I believe that this would be an easy way to further engage and interact with current customers. When the customer wants to extend his relationship with you – for example, a checking account customer who is interested in a mortgage – he could just give you access to the digital vault with all its relevant information. No more hunting for that W-2 or 1040. Products such as mortgage refinancing would take on a different context from the customer perspective. I think that features/functions and ease of use is what will make a difference in a product like this, and customer experience will really benefit. So, make it easy and make it simple. Don’t turn it into a backup solution for your hard drive, and customers will flock to it. It should be a high-margin product, something that can easily be tacked on to the online account opening, as an add-on service for a fee or as an account differentiator.
9. Online Account Opening – the Next Generation
The only thing I want to say about online account opening is that I hope you’re paying attention to it and scrutinizing it on a regular basis. Often, we see banks tracking application starts to account openings only, without really understanding what happens in the middle. We know that account openings are shifting online, so wouldn’t you want to see where the drop-offs are in your process? Are your qualifications too stringent (different online from in the branch?), are there too many steps, do you have the right funding options available, can you track the marketing sources that are delivering the best customers?
I believe 2013 will be the year in which analysis and scrutiny of this process become a critical component of where and how you spend your marketing dollars. If you don’t know what’s driving online acquisition, if you don’t understand the costs of that acquisition, if you don’t understand how customers flow through your process, you may be leaving millions of dollars on the table and driving prospects away. Make sure you have analytics running on your account opening site, and make sure you review it on a regular basis. I believe this is often the most overlooked process in the online environment and that it’s rarely scrutinized enough.

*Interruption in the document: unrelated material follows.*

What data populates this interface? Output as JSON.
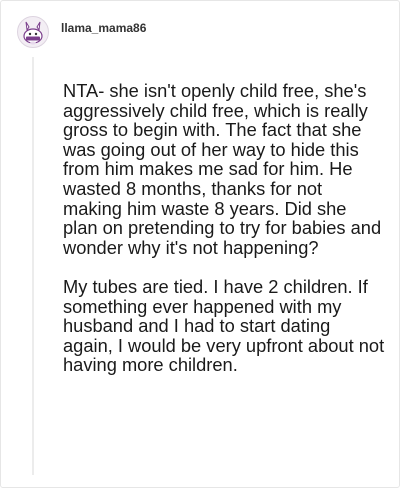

10. Content Strategy – Now More Important than Ever
You may ask yourself, what the heck is content strategy? For the definition, I suggest looking it up on Wikipedia. Content is still king online and if you don’t have a strategy on how to develop content your customers will want to consume, you’re probably killing your customer experience and missing opportunities around SEO, and you’re probably missing opportunities around merchandising. In addition to breadth, depth and relevance of content, it’s imperative to make it accessible, understandable (please don’t have footnotes in four-point type on the bottom of the page in gray font. Instead, work with your compliance team to integrate it into the content itself), and what I deem most important, human. Google engineers spend a lot of time ensuring that the right search results are presented to the users. They now reward sites that write content for humans instead of Google Bots. With the right content strategy, you can also guide customers to additional products and services. More importantly, you can ensure that your products are presented in the right way, regardless of which channel the customer used to find them.
Content strategy isn’t just website content. Content strategy ensures that you have the right processes and governance for content creation, distribution, and measurement. Yet, it’s critical to get a handle on it, otherwise your customer will leave your site confused about what you’re offering.
I’m sure I’m not the only one out there saying these things. Whether you disagree with me or not, drop me a note. I’d love to hear your point of view.